→ Task item:
Repeat exactly, and only, the lines running from the one that holds "Decode this image" to the end of the records.

[Exercise inputs Boundary: Start]

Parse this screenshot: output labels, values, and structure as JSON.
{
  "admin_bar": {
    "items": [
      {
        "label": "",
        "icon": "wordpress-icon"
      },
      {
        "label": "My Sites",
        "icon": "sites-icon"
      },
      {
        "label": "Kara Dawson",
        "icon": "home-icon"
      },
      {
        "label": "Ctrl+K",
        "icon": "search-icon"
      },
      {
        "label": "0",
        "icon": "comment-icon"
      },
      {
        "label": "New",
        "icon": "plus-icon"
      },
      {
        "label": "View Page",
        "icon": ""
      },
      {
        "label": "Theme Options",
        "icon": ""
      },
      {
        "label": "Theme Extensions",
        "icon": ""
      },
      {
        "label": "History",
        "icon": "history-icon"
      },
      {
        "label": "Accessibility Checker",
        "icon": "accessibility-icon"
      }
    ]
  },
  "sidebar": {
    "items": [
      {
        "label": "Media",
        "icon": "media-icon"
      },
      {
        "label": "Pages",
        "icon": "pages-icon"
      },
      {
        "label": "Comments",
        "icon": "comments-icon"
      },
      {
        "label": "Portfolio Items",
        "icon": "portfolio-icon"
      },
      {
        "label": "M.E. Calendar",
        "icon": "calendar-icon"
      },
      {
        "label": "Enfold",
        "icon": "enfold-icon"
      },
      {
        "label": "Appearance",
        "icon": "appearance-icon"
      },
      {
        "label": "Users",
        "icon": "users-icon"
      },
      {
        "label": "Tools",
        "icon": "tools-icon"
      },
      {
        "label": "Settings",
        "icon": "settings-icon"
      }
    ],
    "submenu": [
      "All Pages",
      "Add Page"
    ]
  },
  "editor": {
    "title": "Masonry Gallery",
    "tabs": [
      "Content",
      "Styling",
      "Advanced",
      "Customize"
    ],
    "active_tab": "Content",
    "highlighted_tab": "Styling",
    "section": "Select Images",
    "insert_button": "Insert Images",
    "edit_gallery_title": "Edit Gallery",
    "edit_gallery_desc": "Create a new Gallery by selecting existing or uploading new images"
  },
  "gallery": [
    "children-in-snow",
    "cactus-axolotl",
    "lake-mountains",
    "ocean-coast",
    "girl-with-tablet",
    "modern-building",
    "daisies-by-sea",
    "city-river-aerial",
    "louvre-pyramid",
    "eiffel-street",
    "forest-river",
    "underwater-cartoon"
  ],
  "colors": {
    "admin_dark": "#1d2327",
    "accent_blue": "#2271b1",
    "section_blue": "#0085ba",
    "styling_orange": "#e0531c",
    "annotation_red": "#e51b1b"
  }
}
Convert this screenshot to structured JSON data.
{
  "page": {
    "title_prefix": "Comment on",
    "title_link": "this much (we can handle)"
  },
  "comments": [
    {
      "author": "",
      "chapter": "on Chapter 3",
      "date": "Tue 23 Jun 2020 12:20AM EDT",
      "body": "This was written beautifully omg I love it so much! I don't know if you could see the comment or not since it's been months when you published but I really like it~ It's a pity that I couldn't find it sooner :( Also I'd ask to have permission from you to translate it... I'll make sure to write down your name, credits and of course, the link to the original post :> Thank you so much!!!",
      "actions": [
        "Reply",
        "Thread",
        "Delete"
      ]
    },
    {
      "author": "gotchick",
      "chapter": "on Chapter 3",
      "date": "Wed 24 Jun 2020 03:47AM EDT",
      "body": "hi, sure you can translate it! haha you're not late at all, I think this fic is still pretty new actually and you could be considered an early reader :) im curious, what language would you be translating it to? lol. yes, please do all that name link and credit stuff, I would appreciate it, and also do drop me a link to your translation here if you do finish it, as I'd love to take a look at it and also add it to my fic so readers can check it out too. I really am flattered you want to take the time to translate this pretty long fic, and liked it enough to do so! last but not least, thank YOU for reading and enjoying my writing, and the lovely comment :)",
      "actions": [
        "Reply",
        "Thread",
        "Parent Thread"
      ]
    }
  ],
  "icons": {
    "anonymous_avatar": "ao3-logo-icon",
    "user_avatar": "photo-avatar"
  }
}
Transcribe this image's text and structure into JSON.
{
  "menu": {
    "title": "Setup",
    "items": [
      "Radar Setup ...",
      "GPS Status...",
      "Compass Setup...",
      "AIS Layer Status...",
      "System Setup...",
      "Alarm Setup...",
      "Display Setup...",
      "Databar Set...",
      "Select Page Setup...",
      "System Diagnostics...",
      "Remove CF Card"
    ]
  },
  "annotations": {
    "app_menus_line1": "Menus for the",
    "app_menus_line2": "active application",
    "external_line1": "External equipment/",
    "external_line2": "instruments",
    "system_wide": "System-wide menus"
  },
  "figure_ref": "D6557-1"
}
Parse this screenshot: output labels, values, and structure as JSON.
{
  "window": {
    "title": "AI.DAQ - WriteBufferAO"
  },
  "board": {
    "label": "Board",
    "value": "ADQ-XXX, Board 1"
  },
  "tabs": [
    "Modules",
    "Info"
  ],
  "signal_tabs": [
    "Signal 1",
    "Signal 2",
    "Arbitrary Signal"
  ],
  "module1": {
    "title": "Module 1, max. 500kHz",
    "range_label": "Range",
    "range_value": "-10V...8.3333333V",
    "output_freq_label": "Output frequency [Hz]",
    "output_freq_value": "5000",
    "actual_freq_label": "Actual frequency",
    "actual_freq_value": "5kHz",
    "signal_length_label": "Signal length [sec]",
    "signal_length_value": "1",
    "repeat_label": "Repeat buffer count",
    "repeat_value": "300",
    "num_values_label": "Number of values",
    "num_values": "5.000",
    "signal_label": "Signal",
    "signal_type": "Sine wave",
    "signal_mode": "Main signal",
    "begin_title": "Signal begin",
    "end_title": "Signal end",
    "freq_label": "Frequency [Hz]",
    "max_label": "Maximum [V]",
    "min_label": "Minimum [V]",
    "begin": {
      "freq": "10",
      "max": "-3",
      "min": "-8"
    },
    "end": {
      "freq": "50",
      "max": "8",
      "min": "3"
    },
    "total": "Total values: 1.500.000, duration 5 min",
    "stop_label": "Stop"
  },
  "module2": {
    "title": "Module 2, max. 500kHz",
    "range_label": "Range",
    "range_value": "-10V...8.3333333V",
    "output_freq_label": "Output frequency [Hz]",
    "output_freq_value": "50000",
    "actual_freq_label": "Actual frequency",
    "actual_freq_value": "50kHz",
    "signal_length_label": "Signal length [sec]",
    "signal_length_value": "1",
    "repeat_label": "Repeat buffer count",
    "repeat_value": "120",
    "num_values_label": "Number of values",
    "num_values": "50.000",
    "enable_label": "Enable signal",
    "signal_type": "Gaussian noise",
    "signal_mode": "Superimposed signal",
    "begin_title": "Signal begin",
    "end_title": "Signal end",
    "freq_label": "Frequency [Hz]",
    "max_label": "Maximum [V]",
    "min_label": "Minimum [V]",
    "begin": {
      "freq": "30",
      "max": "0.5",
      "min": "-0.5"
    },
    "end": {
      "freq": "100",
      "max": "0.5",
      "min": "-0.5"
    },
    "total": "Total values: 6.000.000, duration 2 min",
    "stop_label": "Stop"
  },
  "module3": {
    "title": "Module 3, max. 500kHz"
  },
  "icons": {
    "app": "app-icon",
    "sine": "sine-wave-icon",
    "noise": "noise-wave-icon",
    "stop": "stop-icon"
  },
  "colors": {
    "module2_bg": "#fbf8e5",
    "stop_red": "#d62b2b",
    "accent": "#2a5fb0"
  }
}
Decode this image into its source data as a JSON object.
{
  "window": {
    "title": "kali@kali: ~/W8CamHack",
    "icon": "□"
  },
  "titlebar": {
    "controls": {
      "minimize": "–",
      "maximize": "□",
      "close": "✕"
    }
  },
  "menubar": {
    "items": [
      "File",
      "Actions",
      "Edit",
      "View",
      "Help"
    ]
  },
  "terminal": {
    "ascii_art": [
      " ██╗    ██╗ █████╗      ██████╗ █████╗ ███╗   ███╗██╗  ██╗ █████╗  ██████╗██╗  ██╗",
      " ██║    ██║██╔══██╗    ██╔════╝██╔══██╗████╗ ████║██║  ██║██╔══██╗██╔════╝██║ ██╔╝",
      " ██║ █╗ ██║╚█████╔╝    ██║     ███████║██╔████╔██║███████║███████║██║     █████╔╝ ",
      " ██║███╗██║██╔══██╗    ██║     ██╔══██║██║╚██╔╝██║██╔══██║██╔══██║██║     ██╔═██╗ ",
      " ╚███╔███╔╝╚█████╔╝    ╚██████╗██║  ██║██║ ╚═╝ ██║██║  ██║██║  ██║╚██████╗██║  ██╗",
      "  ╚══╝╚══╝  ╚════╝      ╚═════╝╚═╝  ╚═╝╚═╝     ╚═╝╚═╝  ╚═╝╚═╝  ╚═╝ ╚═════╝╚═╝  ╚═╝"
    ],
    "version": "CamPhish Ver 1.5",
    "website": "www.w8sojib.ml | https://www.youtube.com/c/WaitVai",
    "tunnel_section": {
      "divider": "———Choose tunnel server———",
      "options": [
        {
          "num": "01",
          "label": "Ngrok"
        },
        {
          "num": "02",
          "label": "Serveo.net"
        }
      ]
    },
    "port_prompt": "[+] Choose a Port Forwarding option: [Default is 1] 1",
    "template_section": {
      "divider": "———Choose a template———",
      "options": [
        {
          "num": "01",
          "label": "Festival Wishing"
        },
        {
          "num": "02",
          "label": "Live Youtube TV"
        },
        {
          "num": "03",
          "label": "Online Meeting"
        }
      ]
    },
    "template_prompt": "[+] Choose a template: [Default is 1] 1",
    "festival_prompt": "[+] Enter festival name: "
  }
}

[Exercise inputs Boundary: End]

→ Finished exercise:
Decode this image into its source data as a JSON object.
{
  "window": {
    "title": "kali@kali: ~/W8CamHack",
    "icon": "□"
  },
  "titlebar": {
    "controls": {
      "minimize": "–",
      "maximize": "□",
      "close": "✕"
    }
  },
  "menubar": {
    "items": [
      "File",
      "Actions",
      "Edit",
      "View",
      "Help"
    ]
  },
  "terminal": {
    "ascii_art": [
      " ██╗    ██╗ █████╗      ██████╗ █████╗ ███╗   ███╗██╗  ██╗ █████╗  ██████╗██╗  ██╗",
      " ██║    ██║██╔══██╗    ██╔════╝██╔══██╗████╗ ████║██║  ██║██╔══██╗██╔════╝██║ ██╔╝",
      " ██║ █╗ ██║╚█████╔╝    ██║     ███████║██╔████╔██║███████║███████║██║     █████╔╝ ",
      " ██║███╗██║██╔══██╗    ██║     ██╔══██║██║╚██╔╝██║██╔══██║██╔══██║██║     ██╔═██╗ ",
      " ╚███╔███╔╝╚█████╔╝    ╚██████╗██║  ██║██║ ╚═╝ ██║██║  ██║██║  ██║╚██████╗██║  ██╗",
      "  ╚══╝╚══╝  ╚════╝      ╚═════╝╚═╝  ╚═╝╚═╝     ╚═╝╚═╝  ╚═╝╚═╝  ╚═╝ ╚═════╝╚═╝  ╚═╝"
    ],
    "version": "CamPhish Ver 1.5",
    "website": "www.w8sojib.ml | https://www.youtube.com/c/WaitVai",
    "tunnel_section": {
      "divider": "———Choose tunnel server———",
      "options": [
        {
          "num": "01",
          "label": "Ngrok"
        },
        {
          "num": "02",
          "label": "Serveo.net"
        }
      ]
    },
    "port_prompt": "[+] Choose a Port Forwarding option: [Default is 1] 1",
    "template_section": {
      "divider": "———Choose a template———",
      "options": [
        {
          "num": "01",
          "label": "Festival Wishing"
        },
        {
          "num": "02",
          "label": "Live Youtube TV"
        },
        {
          "num": "03",
          "label": "Online Meeting"
        }
      ]
    },
    "template_prompt": "[+] Choose a template: [Default is 1] 1",
    "festival_prompt": "[+] Enter festival name: "
  }
}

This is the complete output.